What’s this? It’s a PTAB 2.5, properly named Противотанковая Авиабомба by the Soviet engineers who designed it many decades back. The Cyrillic in the preceding sentence transliterates to protivotankovaya aviabomba, which you can probably figure out from there: anti-tank aviation bomb. It’s actually a bomblet, a cluster submunition typically released from a dispenser dropped from a fixed-wing aircraft. Each bomblet carries a small shaped charge designed to penetrate armor. Of course it does more than cut through sheets of steel. If you are not behind something hard and thick, to use one example, when a descending swarm of these submunitions strikes the area nearby, the flying shrapnel will penetrate you.
One early dispenser of these submunitions was called Molotov’s bread basket (cf, newspaper clipping, above), although perhaps because this is a weapon that no street-fighter can expect to replicate, that name did not catch on quite the same was Molotov’s better known cocktail.
Why are these images of the PTAB 2.5 here? It’s not just to serve as a reminder that cluster bombs are not a recent scourge, and that they have roots trailing back into time. It’s not just that you should know your weapons. (Though you should.) It’s that all of the years and all of the wars after first being fielded, the PTAB 2.5, a munition developed under Stalin, will soon be back in the news. We’re running down fresh photos as I type this, and expect to have more up soon on the NYT’s At War blog.

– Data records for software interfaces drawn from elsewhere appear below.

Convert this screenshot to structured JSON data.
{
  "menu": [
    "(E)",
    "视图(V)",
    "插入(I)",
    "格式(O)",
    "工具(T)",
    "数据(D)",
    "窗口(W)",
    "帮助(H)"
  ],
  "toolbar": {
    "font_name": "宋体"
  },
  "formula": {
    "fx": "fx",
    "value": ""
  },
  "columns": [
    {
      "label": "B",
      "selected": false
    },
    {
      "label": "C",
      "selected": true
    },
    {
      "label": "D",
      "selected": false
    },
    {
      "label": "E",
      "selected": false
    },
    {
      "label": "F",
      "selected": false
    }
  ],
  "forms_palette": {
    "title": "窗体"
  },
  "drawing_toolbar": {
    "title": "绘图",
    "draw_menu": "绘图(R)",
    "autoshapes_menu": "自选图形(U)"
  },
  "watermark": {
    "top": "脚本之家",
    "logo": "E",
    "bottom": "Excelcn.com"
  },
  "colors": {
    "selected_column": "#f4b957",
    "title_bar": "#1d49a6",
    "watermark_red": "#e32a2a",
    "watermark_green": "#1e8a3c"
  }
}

Note: No, we have not yet solved the questions of provenance surrounding Libya’s mystery DPICM. We’re still sorting through fresh tips, assessments and replies, and will have an update on that tomorrow on At War, too.